# WHAT TO WORK ON:
Every entry is to be returned unchanged, and no picture is to be included.

Element data from apps and pages
((
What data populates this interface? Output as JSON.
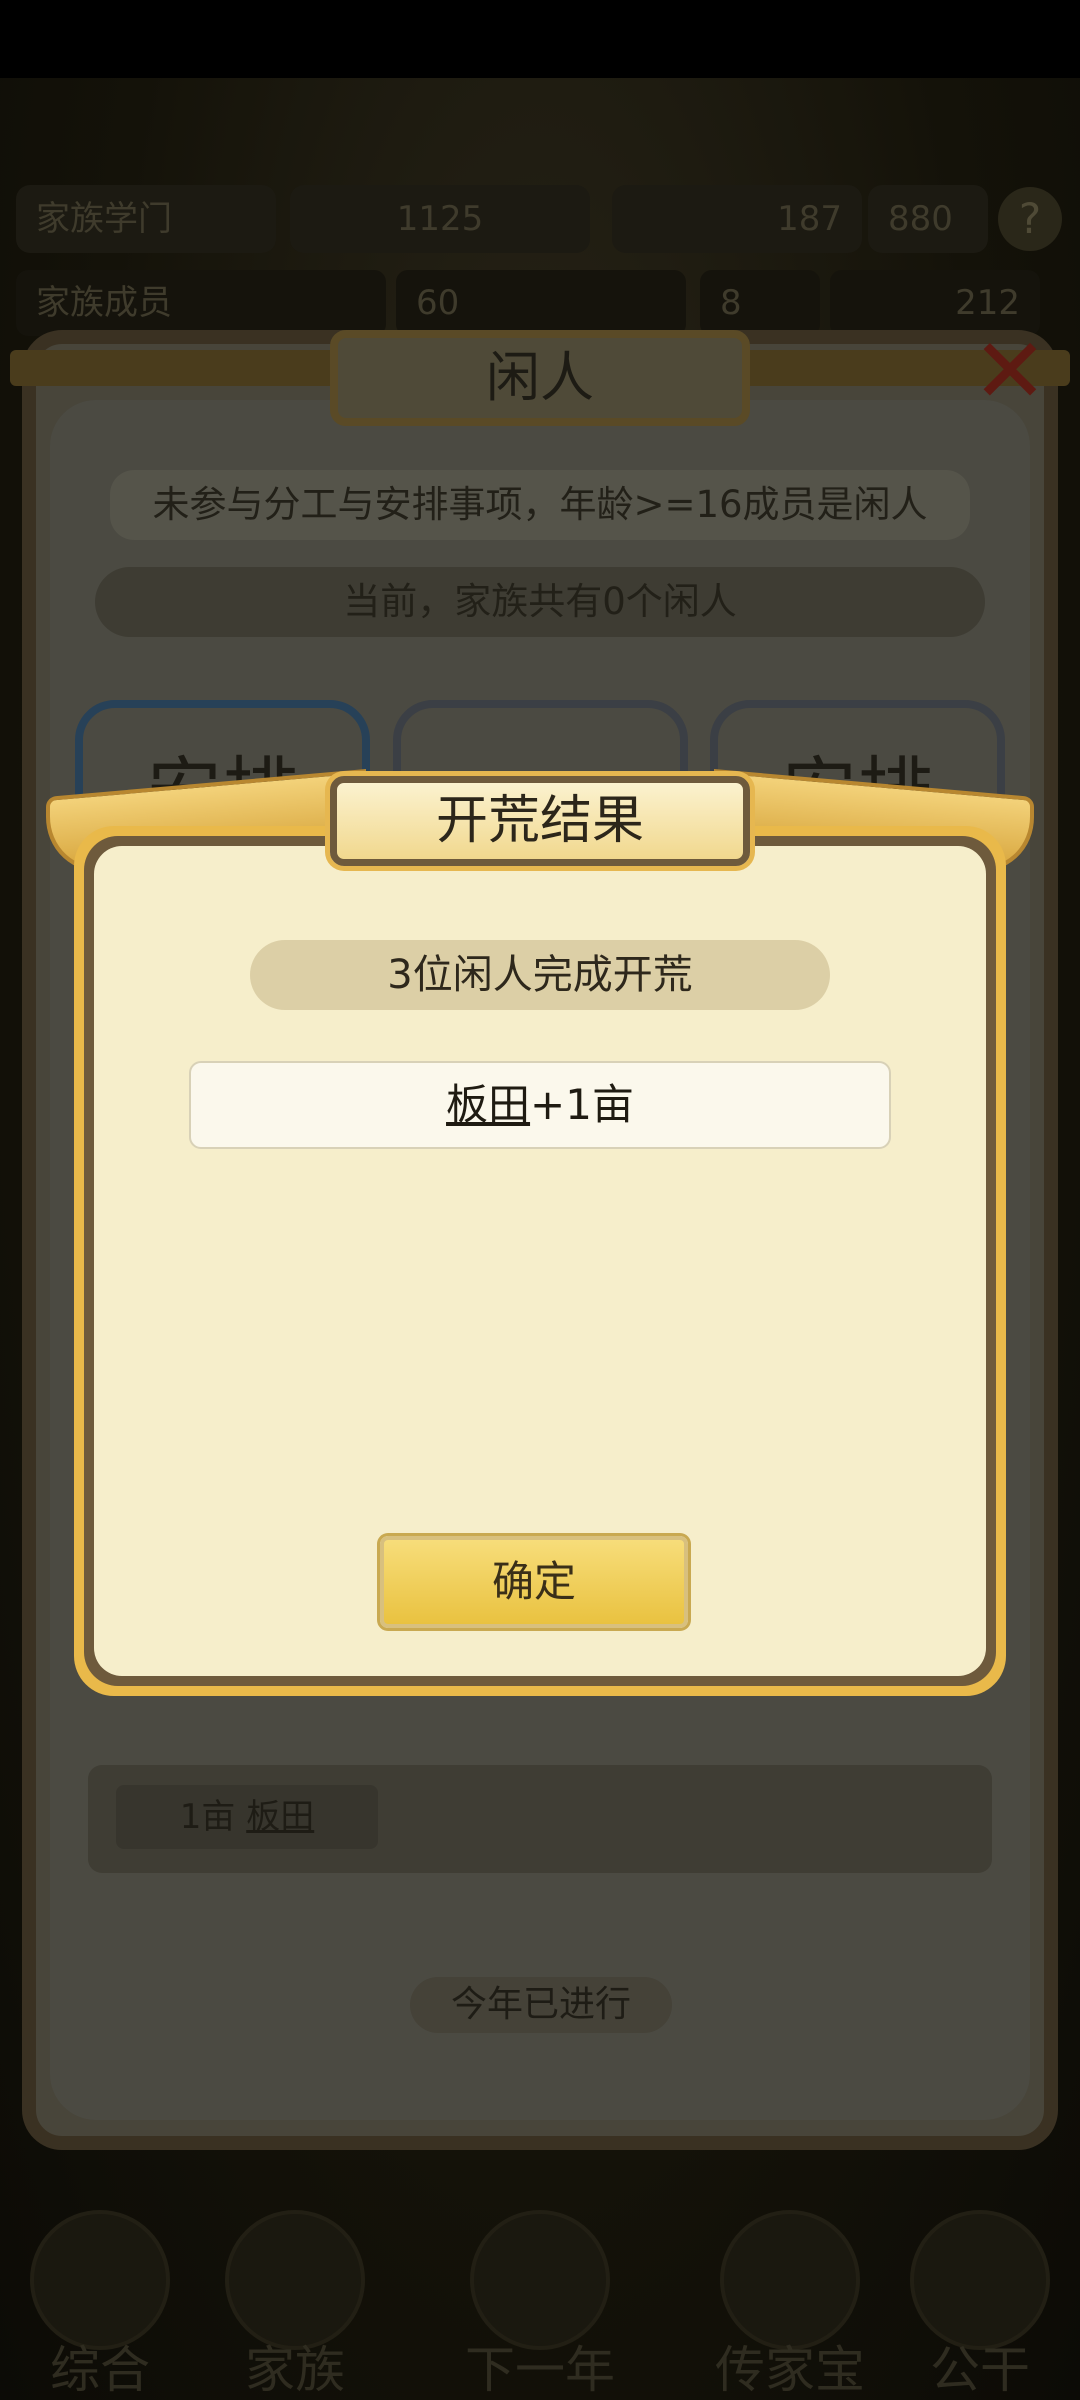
{
  "background": {
    "top_bar": [
      "家族学门",
      "1125",
      "187",
      "880"
    ],
    "stat_row": [
      "家族成员",
      "60",
      "8",
      "212"
    ],
    "panel_title": "闲人",
    "close_glyph": "✕",
    "description": "未参与分工与安排事项，年龄>=16成员是闲人",
    "status": "当前，家族共有0个闲人",
    "cards": [
      "安排",
      "",
      "安排"
    ],
    "list_item": {
      "amount": "1亩",
      "name": "板田"
    },
    "year_status": "今年已进行",
    "nav": [
      "综合",
      "家族",
      "下一年",
      "传家宝",
      "公干"
    ]
  },
  "modal": {
    "title": "开荒结果",
    "result": "3位闲人完成开荒",
    "reward": {
      "name": "板田",
      "amount": "+1亩"
    },
    "confirm_label": "确定"
  },
  "colors": {
    "modal_bg": "#f6eecb",
    "modal_gold": "#e9b94a",
    "button_gold": "#e9c240"
  }
}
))
# YOUR RESPONSE:
What data populates this interface? Output as JSON.
{
  "background": {
    "top_bar": [
      "家族学门",
      "1125",
      "187",
      "880"
    ],
    "stat_row": [
      "家族成员",
      "60",
      "8",
      "212"
    ],
    "panel_title": "闲人",
    "close_glyph": "✕",
    "description": "未参与分工与安排事项，年龄>=16成员是闲人",
    "status": "当前，家族共有0个闲人",
    "cards": [
      "安排",
      "",
      "安排"
    ],
    "list_item": {
      "amount": "1亩",
      "name": "板田"
    },
    "year_status": "今年已进行",
    "nav": [
      "综合",
      "家族",
      "下一年",
      "传家宝",
      "公干"
    ]
  },
  "modal": {
    "title": "开荒结果",
    "result": "3位闲人完成开荒",
    "reward": {
      "name": "板田",
      "amount": "+1亩"
    },
    "confirm_label": "确定"
  },
  "colors": {
    "modal_bg": "#f6eecb",
    "modal_gold": "#e9b94a",
    "button_gold": "#e9c240"
  }
}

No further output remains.